Work task: Sort through the data and copy the lines holding the word "this".

Supplied data:

%%

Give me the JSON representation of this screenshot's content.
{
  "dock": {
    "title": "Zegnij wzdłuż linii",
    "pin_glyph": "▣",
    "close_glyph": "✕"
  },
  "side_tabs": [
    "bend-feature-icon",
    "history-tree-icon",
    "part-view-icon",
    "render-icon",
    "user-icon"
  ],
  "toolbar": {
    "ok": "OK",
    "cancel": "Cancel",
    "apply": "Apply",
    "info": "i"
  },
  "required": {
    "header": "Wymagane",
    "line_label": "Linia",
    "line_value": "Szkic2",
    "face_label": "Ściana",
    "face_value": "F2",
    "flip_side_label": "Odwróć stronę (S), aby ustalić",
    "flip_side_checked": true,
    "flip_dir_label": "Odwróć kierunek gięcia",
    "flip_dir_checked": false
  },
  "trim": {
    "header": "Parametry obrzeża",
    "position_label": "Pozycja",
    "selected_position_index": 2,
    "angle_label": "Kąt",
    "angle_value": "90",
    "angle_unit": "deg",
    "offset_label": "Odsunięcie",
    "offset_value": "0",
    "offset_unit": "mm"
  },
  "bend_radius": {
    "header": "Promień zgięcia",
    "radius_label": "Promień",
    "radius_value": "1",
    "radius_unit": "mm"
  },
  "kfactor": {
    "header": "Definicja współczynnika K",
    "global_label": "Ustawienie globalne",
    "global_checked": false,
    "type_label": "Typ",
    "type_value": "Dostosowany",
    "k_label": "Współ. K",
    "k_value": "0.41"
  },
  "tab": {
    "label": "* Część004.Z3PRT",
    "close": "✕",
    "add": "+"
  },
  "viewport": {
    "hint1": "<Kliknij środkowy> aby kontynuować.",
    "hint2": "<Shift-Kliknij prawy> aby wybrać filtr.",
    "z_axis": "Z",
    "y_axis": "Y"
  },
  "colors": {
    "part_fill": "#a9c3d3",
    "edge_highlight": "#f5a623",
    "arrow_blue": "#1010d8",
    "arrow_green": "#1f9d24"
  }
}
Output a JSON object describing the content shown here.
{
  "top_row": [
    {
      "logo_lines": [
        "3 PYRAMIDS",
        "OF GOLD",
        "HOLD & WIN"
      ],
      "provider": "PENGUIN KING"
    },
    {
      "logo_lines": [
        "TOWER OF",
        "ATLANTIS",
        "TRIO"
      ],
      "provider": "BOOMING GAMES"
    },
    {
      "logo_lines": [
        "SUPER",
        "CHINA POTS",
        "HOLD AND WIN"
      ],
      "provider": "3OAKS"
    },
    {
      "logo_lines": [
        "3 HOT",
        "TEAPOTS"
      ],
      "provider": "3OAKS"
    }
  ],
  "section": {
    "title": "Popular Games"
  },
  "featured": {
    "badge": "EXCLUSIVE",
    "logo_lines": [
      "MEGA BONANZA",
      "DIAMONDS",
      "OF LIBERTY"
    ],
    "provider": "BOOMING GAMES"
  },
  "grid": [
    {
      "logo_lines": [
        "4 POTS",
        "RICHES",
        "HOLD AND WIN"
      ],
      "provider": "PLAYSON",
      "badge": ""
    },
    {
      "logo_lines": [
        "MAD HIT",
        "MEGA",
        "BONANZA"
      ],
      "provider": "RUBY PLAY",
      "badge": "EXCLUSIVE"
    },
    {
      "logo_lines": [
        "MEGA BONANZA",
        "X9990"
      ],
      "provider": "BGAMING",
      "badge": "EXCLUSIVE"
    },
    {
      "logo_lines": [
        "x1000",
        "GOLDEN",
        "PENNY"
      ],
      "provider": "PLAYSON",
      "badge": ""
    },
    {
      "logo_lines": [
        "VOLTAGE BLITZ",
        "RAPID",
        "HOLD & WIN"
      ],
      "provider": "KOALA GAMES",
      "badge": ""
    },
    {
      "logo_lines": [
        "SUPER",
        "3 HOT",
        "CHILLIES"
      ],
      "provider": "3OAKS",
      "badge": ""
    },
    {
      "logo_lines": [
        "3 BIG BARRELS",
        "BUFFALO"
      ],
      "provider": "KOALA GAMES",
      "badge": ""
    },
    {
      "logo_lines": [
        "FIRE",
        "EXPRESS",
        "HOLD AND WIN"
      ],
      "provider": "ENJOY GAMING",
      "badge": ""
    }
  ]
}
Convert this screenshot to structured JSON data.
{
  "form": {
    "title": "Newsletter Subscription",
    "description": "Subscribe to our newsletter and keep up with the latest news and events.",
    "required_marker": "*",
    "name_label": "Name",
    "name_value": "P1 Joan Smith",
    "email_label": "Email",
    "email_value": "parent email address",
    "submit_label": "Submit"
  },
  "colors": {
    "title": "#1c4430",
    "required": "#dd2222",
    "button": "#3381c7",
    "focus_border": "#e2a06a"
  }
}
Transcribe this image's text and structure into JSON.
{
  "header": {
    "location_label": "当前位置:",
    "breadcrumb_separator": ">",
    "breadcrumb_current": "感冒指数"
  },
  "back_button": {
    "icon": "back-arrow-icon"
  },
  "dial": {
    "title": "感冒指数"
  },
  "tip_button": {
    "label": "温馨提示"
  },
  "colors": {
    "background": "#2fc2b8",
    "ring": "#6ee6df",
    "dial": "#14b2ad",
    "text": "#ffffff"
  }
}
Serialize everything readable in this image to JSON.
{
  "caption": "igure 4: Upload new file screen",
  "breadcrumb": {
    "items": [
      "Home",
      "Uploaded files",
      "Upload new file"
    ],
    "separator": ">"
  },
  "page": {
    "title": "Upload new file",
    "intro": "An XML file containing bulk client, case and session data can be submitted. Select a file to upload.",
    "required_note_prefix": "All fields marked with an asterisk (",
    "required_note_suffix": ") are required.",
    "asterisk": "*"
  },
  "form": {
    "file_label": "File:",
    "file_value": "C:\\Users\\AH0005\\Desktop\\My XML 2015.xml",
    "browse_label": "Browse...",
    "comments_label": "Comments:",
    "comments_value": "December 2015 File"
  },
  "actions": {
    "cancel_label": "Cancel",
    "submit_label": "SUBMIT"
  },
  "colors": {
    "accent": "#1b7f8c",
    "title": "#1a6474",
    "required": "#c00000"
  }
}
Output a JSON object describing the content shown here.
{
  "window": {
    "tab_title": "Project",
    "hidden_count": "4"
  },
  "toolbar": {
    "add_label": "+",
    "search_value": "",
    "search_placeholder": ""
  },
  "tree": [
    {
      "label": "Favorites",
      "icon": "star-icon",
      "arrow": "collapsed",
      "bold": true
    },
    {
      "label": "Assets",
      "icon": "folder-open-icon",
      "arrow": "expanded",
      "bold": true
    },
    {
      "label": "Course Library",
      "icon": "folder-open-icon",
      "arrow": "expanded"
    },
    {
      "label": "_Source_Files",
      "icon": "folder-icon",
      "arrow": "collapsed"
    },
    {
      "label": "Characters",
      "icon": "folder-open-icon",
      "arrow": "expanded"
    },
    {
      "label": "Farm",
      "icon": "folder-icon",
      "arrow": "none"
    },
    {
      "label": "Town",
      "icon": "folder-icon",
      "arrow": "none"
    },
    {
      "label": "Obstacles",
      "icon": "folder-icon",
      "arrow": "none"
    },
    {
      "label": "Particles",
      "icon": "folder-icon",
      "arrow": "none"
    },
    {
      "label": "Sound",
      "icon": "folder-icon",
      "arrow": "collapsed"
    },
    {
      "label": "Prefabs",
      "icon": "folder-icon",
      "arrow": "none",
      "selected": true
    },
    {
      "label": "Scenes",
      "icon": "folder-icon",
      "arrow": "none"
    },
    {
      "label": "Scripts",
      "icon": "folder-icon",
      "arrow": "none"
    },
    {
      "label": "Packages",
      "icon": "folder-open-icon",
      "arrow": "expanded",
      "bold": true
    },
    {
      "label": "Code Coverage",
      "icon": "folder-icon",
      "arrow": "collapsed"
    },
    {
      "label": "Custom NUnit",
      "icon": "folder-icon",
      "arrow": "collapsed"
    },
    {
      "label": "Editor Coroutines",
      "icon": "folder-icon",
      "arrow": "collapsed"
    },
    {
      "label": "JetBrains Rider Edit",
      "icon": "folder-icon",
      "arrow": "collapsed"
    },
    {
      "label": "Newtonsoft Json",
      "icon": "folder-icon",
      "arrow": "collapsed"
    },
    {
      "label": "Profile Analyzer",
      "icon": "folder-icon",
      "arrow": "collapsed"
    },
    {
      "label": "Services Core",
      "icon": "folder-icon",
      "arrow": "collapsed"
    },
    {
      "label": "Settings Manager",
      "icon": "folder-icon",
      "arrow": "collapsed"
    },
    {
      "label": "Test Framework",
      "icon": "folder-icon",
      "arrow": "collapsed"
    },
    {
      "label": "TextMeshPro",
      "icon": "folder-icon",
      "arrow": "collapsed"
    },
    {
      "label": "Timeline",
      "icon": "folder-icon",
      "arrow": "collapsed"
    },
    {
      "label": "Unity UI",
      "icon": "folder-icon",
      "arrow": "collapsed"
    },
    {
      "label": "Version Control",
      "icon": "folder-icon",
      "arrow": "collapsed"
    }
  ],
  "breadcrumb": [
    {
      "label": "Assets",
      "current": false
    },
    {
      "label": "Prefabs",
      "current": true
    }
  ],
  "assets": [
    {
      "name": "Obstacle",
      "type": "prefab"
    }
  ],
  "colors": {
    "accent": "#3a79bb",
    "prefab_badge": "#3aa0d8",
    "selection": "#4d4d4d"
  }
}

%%

Result:
Give me the JSON representation of this screenshot's content.
Convert this screenshot to structured JSON data.
Transcribe this image's text and structure into JSON.
Serialize everything readable in this image to JSON.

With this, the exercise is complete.